And flourish green o'er freedom's home/The Maple Leaf forever!
"Mon pays, ce n'est pas un pays; c'est l'hiver."note
Canada is the second largest country in the world by area. Compared to other countries its population (35 million people) is rather modest at best, boasting a population density of only 3.5 people per square kilometre (the UK squeezes 255 people into the same space). The provinces and territories maintain a friendly rivalry, usually resorting to snide jokes and CFL
playoffs. Why is it like this? Mainly because of the confusing origins and exacerbated regional differences. That said, Canada is still a unified country, and the rivalry that goes on is similar to that of any country.
Three of the most memorable moments to most Canadians in their history include: the War of 1812
in which a fledgling colony was defended from the invading southern forces; the Battle of Vimy Ridge in World War I
which used tactics by Canadian General Arthur William Currie to capture the ridge from the Germans; and finally, Game 8, 1972, Canada v. Soviet Unionnote
Insisting that Canada is still a Dominion of the United Kingdom or is in any way in some sort of union with the United States is bound to stir up some backdraft amongst Canadians, as will suggesting Quebec should be independent (outside of Quebec, minus certain parts of Montreal).
Culturally, Canadians are perceived as being modest, quiet, and a bit like a backwards rustic neighbour of the US (kind of like Minnesota
writ large). Similarities to America are profound, but those similarities are heatedly protested by Canadians. If one is asked to think of "Canada", generally the idea of plaid-wearing lumberjacks in a snow-filled pine forest where moose and beavers frolic about and bears savagely roam is imagined. Somewhere, ice hockey is filled in. Maple syrup (as well as the maple leaf, which is on Canada's flag) is commonly associated with Canada, and it's hard to imagine it not covered in snow and freezing.
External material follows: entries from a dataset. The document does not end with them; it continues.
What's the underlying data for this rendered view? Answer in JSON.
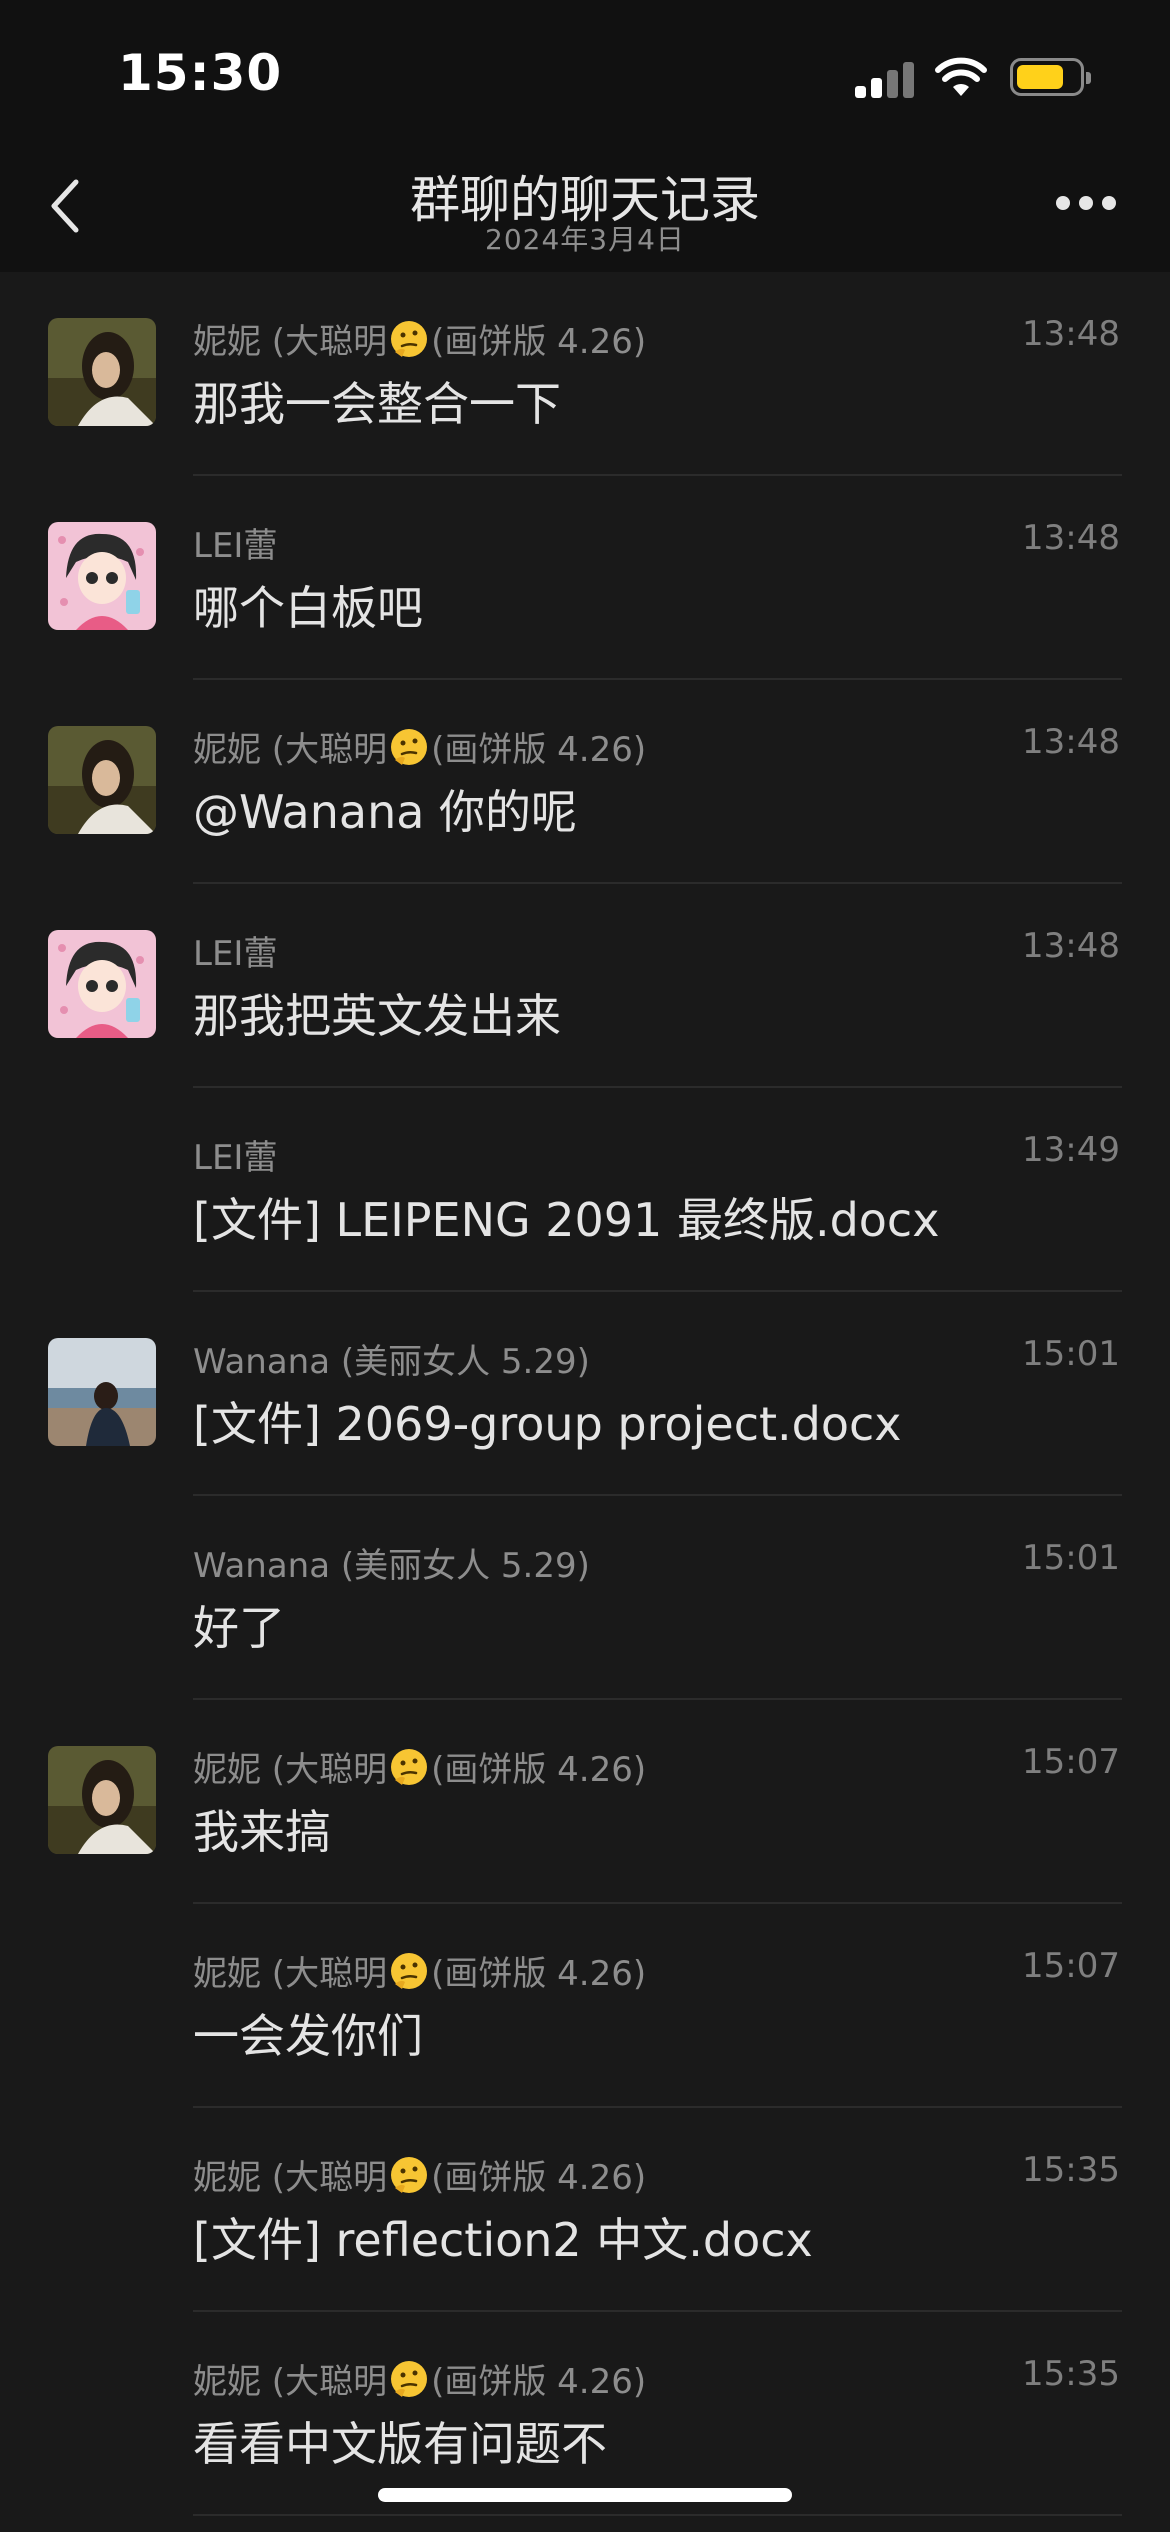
{
  "status_bar": {
    "time": "15:30"
  },
  "nav": {
    "title": "群聊的聊天记录",
    "subtitle": "2024年3月4日"
  },
  "messages": [
    {
      "sender_prefix": "妮妮 (大聪明",
      "sender_suffix": "(画饼版 4.26)",
      "has_emoji": true,
      "time": "13:48",
      "text": "那我一会整合一下",
      "avatar": "nini"
    },
    {
      "sender_prefix": "LEI蕾",
      "sender_suffix": "",
      "has_emoji": false,
      "time": "13:48",
      "text": "哪个白板吧",
      "avatar": "lei"
    },
    {
      "sender_prefix": "妮妮 (大聪明",
      "sender_suffix": "(画饼版 4.26)",
      "has_emoji": true,
      "time": "13:48",
      "text": "@Wanana 你的呢",
      "avatar": "nini"
    },
    {
      "sender_prefix": "LEI蕾",
      "sender_suffix": "",
      "has_emoji": false,
      "time": "13:48",
      "text": "那我把英文发出来",
      "avatar": "lei"
    },
    {
      "sender_prefix": "LEI蕾",
      "sender_suffix": "",
      "has_emoji": false,
      "time": "13:49",
      "text": "[文件] LEIPENG 2091 最终版.docx",
      "avatar": ""
    },
    {
      "sender_prefix": "Wanana (美丽女人 5.29)",
      "sender_suffix": "",
      "has_emoji": false,
      "time": "15:01",
      "text": "[文件] 2069-group project.docx",
      "avatar": "wanana"
    },
    {
      "sender_prefix": "Wanana (美丽女人 5.29)",
      "sender_suffix": "",
      "has_emoji": false,
      "time": "15:01",
      "text": "好了",
      "avatar": ""
    },
    {
      "sender_prefix": "妮妮 (大聪明",
      "sender_suffix": "(画饼版 4.26)",
      "has_emoji": true,
      "time": "15:07",
      "text": "我来搞",
      "avatar": "nini"
    },
    {
      "sender_prefix": "妮妮 (大聪明",
      "sender_suffix": "(画饼版 4.26)",
      "has_emoji": true,
      "time": "15:07",
      "text": "一会发你们",
      "avatar": ""
    },
    {
      "sender_prefix": "妮妮 (大聪明",
      "sender_suffix": "(画饼版 4.26)",
      "has_emoji": true,
      "time": "15:35",
      "text": "[文件] reflection2 中文.docx",
      "avatar": ""
    },
    {
      "sender_prefix": "妮妮 (大聪明",
      "sender_suffix": "(画饼版 4.26)",
      "has_emoji": true,
      "time": "15:35",
      "text": "看看中文版有问题不",
      "avatar": ""
    }
  ]
}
- Canada, Eh?
- Montreal, the second largest French speaking city in the world after Paris.
- Toronto, the biggest city and the financial hub of Canada, but is not the national capital (that's Ottawa, also in Ontario but a bit to the Northeast; Toronto is the provincial capital), and definitely not the centre of the universe no matter how much Torontonians may wish for it.
- Vancouver, the financial centre for Western Canada, with a massive Pacific port. It is the city that is not Seattle no matter how much Hollywood wants to convince you otherwise.
- Canadian Accents
- Canadian Provinces And Territories
- Canadian History
- Canadian Music
- Canadian Politics
- Canadian Series
- CBC, the Canadian Broadcasting Corporation
- Canucks with Chinooks, the Canadian military
- Cirque du Soleil, acrobatic circus founded in Montreal
- The Common Law
- Ice Hockey, the national winter sport
- Niagara Falls, although shared with the United States, it is the Canadian Falls which generally feature in media
- Only So Many Canadian Actors, like six degrees of Canadian Bacon
- Quebec, the largest and only fully Francophone province that its culture and penchant to be different from the rest of Canada, not to mention the separatist issue, now warrants its own page.
Tropes regarding Canada
- The British Empire/The Commonwealth of Nations: Canada is part of this.
- Canadian Equals Hockey Fan
- Good Bad Translation: According to legend, when Jaques Cartier asked the Huron-Iroquois people where he was, they replied that they were taking him to "kanata", meaning "the village". He interpreted it as "we are in the nation of Kanata". So he wrote "Canada" on all the maps.
- Memetic Mutation:
- National Stereotypes: Beer, bears, beavers, and lumberjacks are the biggest Canadian stereotypes. Moose, Mounties, modesty, maple syrup, and hockey cover the rest.
: What do you think of the great white north? Waldorf
: It's white and in the north, but it's anything but great! Both
The Canadian flag
Red and white are heraldic colours assigned to the country by King George V in 1921, although it goes way back. The maple leaf in the center has been a national symbol for many centuries, ever since the French first occupied the area. This flag was adopted in 1965 by then Prime Minister Lester B. Pearson; before that Canada used the British Union Jack officially, and the Canadian Red Ensign (a British Red Ensign defaced by the Coat of Arms of Canada) informally.